[Collection entries]

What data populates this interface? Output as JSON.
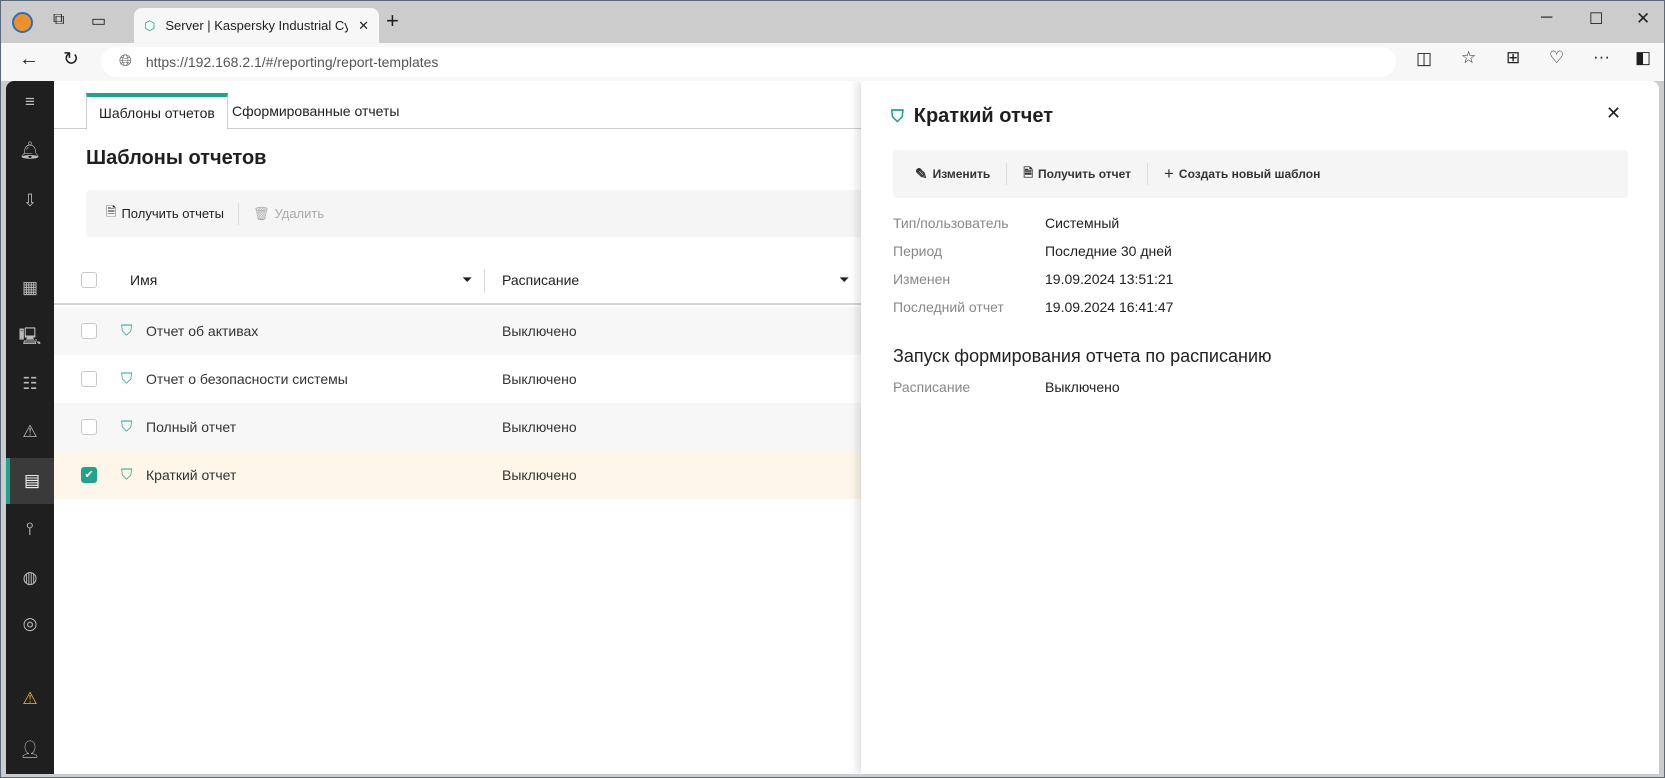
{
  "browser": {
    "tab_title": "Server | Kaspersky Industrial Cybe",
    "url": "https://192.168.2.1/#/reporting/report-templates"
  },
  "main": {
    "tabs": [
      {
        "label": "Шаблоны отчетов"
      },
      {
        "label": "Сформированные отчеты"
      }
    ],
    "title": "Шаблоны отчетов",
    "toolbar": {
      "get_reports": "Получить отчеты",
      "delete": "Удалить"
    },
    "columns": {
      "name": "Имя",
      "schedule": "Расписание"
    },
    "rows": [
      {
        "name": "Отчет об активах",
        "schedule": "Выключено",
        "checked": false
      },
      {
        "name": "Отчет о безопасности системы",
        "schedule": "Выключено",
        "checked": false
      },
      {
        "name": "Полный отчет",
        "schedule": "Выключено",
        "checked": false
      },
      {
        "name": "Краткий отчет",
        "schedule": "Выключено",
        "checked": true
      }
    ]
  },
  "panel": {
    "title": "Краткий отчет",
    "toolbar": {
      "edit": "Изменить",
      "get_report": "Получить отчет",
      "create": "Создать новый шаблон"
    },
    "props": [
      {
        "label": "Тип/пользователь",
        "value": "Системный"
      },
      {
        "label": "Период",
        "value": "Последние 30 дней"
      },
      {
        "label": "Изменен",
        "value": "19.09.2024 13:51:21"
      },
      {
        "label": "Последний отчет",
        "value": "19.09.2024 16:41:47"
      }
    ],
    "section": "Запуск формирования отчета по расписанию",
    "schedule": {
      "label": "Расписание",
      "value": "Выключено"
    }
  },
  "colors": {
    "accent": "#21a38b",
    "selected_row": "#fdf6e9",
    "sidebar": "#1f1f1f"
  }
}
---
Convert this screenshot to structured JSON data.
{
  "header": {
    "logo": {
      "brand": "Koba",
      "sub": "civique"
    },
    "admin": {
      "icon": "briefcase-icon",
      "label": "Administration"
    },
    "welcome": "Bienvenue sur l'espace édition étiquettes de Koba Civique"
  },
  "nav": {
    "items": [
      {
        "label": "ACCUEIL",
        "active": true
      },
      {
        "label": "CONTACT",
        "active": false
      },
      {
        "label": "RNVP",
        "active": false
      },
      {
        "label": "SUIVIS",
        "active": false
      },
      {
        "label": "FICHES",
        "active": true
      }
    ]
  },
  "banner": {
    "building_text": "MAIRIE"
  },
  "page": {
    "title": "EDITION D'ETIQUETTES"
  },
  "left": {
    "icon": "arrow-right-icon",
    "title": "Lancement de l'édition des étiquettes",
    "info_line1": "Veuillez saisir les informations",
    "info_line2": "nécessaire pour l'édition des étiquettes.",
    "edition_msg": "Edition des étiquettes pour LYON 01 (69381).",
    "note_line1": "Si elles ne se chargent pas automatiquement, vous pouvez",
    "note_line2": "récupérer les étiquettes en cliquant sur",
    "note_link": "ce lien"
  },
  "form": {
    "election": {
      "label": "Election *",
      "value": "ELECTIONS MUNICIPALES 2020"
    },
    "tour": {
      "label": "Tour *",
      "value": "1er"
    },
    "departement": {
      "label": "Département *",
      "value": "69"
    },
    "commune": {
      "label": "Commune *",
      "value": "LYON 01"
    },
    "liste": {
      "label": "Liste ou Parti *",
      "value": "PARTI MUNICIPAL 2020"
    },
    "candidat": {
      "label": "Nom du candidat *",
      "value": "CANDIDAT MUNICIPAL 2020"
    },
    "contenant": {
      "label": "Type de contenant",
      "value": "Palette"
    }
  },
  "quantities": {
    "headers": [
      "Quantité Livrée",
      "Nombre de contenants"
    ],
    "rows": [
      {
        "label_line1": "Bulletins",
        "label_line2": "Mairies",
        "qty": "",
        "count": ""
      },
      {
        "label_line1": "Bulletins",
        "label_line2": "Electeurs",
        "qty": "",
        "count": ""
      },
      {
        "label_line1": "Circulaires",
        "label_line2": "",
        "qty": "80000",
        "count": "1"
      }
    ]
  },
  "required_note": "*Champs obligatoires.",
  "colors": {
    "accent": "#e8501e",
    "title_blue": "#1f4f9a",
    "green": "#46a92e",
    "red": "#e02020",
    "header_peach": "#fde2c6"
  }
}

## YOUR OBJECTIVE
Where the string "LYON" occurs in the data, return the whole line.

## THE COMPLETED TASK
    "edition_msg": "Edition des étiquettes pour LYON 01 (69381).",
      "value": "LYON 01"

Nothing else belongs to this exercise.